Pugin designed this addition to the church in 1850, although the chapel is shorter than he envisaged in his 1842 plans, because of the limited funding available from the Fogarty bequest. The Fogarty family were Woolwich publicans whose burial vault is under the central aisle.
George Myers, responsible for the 1842/43 church construction, was again employed for this extension.
As shown in the 1930s photograph in the nearby information panel, the chapel was originally separated from the rest of the church by a carved wooden screen.
The stained glass is by Hardman & Co. of Birmingham. Because of its Pugin connection, the company supplied most of the glass for the Houses of Parliament, and many other churches.
The tiles on the footpace are the work of Minton & Co., inspired by Pugin to reinvent the medieval technique for making inlaid patterns that could not be worn off.

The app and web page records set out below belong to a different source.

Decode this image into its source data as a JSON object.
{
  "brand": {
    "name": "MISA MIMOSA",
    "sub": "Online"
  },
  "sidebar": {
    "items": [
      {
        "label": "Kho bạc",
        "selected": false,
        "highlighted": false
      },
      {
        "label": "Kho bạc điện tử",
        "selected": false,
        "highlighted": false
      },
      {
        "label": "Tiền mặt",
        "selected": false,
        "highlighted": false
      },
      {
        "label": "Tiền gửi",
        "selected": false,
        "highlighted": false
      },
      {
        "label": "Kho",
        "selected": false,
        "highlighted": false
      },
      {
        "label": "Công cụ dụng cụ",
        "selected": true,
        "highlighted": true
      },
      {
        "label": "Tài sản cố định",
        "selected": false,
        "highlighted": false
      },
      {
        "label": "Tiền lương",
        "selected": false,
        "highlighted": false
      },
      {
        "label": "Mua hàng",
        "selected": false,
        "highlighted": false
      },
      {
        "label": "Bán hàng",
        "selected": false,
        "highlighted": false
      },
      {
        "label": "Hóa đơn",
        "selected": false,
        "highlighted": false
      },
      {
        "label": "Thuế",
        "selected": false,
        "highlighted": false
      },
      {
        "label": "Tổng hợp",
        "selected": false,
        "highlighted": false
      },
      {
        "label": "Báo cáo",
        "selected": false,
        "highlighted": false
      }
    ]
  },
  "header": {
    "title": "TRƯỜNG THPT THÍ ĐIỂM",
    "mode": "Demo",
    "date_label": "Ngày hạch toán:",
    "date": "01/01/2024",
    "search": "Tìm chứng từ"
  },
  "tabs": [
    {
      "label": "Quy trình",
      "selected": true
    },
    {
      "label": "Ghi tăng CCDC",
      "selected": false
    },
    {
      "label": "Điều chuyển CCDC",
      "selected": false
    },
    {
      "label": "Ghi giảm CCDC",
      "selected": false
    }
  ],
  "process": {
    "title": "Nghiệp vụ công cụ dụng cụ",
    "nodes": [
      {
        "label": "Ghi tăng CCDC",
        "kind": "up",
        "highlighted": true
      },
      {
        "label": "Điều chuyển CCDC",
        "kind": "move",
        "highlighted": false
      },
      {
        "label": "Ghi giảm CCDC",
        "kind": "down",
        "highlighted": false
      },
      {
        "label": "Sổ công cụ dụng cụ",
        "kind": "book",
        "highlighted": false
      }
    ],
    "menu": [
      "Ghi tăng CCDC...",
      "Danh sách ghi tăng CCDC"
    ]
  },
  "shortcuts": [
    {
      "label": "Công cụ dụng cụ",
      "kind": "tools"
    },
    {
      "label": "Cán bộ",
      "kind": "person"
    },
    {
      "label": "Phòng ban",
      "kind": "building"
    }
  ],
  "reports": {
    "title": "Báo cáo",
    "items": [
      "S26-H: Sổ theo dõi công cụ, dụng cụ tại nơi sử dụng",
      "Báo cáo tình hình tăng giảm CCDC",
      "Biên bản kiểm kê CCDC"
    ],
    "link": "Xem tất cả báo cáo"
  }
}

Minton tiles were used in the Houses of Parliament, the United States Capitol, and countless other buildings.
The chequered red and black tiles on the chapel floor are the last visible example of the original flooring of the church nave, now hidden under the 1980s parquet.
St Anthony statue
On the left, the statue of St Anthony was acquired by Fr Joseph Reeks in 1898. The 1990s painting on the wall behind the statue shows the basilica of St Anthony in Padua.